• **EXERCISE DATA**
○ ○ ○
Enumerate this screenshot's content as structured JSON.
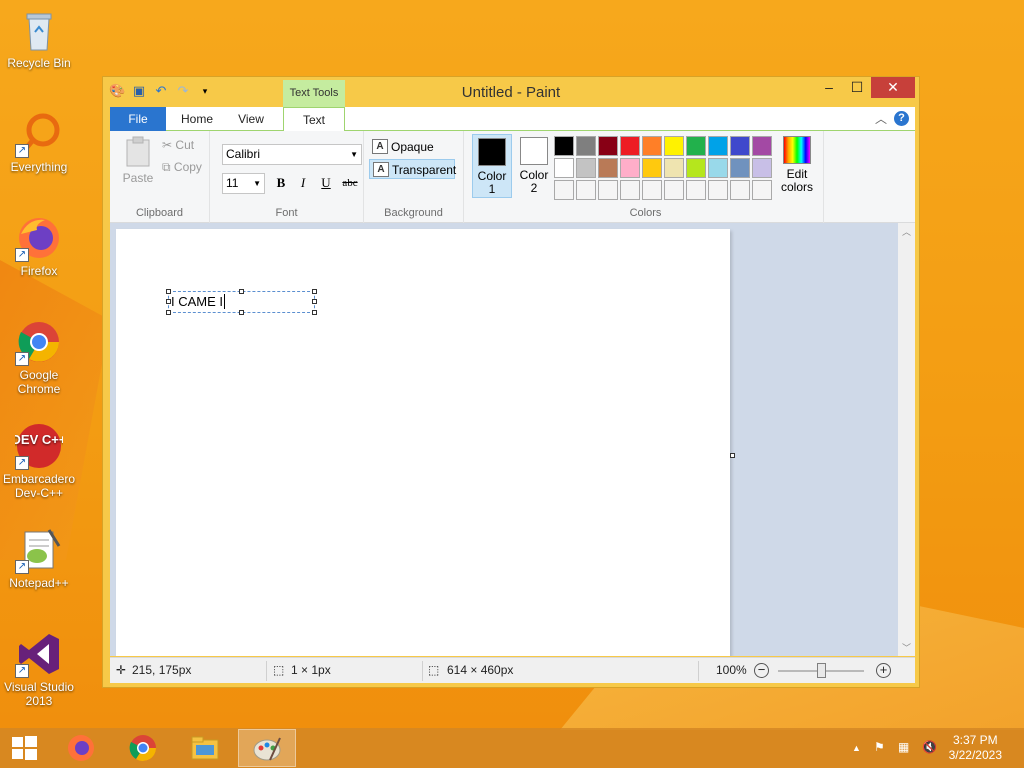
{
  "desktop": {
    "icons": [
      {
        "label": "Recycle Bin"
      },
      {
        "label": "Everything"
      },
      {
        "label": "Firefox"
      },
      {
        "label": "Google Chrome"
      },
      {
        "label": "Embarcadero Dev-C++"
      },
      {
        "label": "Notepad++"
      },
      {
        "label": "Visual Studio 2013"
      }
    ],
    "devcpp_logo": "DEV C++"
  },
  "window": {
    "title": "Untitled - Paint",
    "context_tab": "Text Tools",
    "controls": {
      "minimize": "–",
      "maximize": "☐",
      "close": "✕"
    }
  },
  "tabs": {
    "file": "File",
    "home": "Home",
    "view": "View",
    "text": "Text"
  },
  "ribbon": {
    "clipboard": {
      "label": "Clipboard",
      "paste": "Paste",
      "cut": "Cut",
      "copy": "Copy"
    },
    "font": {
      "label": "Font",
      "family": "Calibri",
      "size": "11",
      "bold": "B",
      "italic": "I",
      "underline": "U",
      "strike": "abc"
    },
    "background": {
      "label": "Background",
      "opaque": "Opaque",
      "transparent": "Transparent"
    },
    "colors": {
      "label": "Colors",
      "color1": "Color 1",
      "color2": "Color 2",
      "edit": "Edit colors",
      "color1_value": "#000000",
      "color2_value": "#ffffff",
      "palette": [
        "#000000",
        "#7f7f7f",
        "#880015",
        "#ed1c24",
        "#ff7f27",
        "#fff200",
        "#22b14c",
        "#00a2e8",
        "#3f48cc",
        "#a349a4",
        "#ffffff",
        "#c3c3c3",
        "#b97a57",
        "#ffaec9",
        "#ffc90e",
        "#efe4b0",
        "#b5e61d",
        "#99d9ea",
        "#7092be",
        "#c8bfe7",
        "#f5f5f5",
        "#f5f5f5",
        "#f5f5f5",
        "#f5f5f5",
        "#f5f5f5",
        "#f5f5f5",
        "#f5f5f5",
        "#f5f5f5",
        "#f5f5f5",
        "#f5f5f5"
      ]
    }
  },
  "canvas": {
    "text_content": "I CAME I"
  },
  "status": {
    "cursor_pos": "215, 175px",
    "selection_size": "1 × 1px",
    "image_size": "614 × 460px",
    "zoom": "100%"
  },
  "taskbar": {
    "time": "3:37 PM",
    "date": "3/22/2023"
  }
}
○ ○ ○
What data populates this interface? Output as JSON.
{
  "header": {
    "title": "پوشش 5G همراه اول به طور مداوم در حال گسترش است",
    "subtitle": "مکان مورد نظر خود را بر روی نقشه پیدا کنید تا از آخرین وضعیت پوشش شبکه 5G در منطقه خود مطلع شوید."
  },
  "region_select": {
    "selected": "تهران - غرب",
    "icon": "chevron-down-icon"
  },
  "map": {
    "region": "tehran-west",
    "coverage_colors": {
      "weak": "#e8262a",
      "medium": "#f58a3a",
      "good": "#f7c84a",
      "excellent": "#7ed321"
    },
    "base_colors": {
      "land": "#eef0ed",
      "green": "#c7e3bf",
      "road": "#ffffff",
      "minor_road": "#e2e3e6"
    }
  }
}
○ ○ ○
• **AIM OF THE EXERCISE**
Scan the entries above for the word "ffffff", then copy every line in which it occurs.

• **ANSWER SPACE**
      "color2_value": "#ffffff",
        "#ffffff",
      "road": "#ffffff",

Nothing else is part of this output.